== Supplied data ==
▬▬▬
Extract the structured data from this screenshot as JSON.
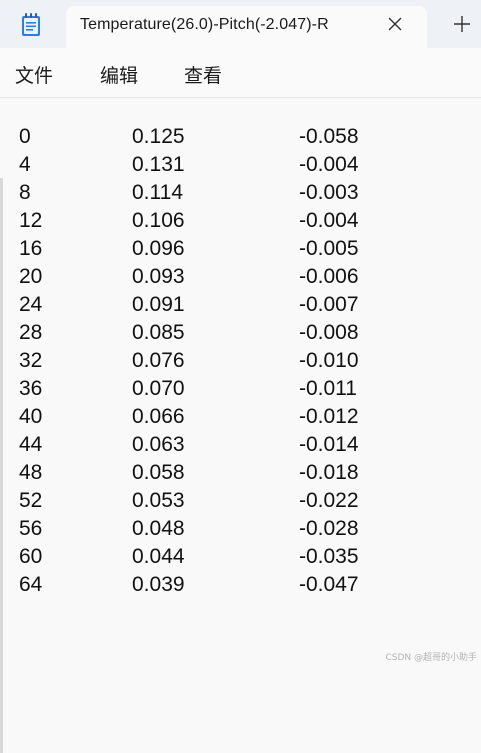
{
  "window": {
    "tab_title": "Temperature(26.0)-Pitch(-2.047)-R",
    "icons": {
      "app": "notepad-icon",
      "close": "close-icon",
      "new_tab": "plus-icon"
    }
  },
  "menu": {
    "file": "文件",
    "edit": "编辑",
    "view": "查看"
  },
  "table": {
    "rows": [
      [
        "0",
        "0.125",
        "-0.058"
      ],
      [
        "4",
        "0.131",
        "-0.004"
      ],
      [
        "8",
        "0.114",
        "-0.003"
      ],
      [
        "12",
        "0.106",
        "-0.004"
      ],
      [
        "16",
        "0.096",
        "-0.005"
      ],
      [
        "20",
        "0.093",
        "-0.006"
      ],
      [
        "24",
        "0.091",
        "-0.007"
      ],
      [
        "28",
        "0.085",
        "-0.008"
      ],
      [
        "32",
        "0.076",
        "-0.010"
      ],
      [
        "36",
        "0.070",
        "-0.011"
      ],
      [
        "40",
        "0.066",
        "-0.012"
      ],
      [
        "44",
        "0.063",
        "-0.014"
      ],
      [
        "48",
        "0.058",
        "-0.018"
      ],
      [
        "52",
        "0.053",
        "-0.022"
      ],
      [
        "56",
        "0.048",
        "-0.028"
      ],
      [
        "60",
        "0.044",
        "-0.035"
      ],
      [
        "64",
        "0.039",
        "-0.047"
      ]
    ]
  },
  "watermark": "CSDN @超哥的小助手"
}
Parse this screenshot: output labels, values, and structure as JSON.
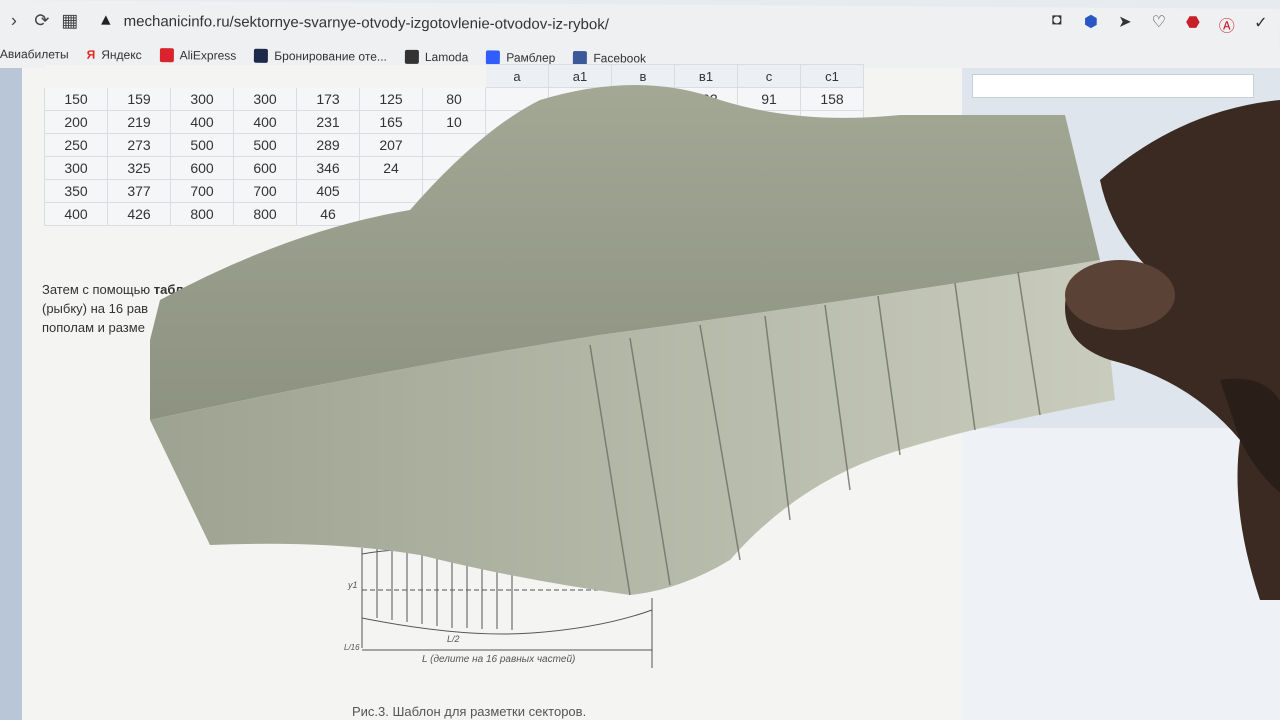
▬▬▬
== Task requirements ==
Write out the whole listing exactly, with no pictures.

== Solved exercise ==
Extract the structured data from this screenshot as JSON.
{
  "window": {
    "tab_title": "Temperature(26.0)-Pitch(-2.047)-R",
    "icons": {
      "app": "notepad-icon",
      "close": "close-icon",
      "new_tab": "plus-icon"
    }
  },
  "menu": {
    "file": "文件",
    "edit": "编辑",
    "view": "查看"
  },
  "table": {
    "rows": [
      [
        "0",
        "0.125",
        "-0.058"
      ],
      [
        "4",
        "0.131",
        "-0.004"
      ],
      [
        "8",
        "0.114",
        "-0.003"
      ],
      [
        "12",
        "0.106",
        "-0.004"
      ],
      [
        "16",
        "0.096",
        "-0.005"
      ],
      [
        "20",
        "0.093",
        "-0.006"
      ],
      [
        "24",
        "0.091",
        "-0.007"
      ],
      [
        "28",
        "0.085",
        "-0.008"
      ],
      [
        "32",
        "0.076",
        "-0.010"
      ],
      [
        "36",
        "0.070",
        "-0.011"
      ],
      [
        "40",
        "0.066",
        "-0.012"
      ],
      [
        "44",
        "0.063",
        "-0.014"
      ],
      [
        "48",
        "0.058",
        "-0.018"
      ],
      [
        "52",
        "0.053",
        "-0.022"
      ],
      [
        "56",
        "0.048",
        "-0.028"
      ],
      [
        "60",
        "0.044",
        "-0.035"
      ],
      [
        "64",
        "0.039",
        "-0.047"
      ]
    ]
  },
  "watermark": "CSDN @超哥的小助手"
}
Parse this screenshot: output labels, values, and structure as JSON.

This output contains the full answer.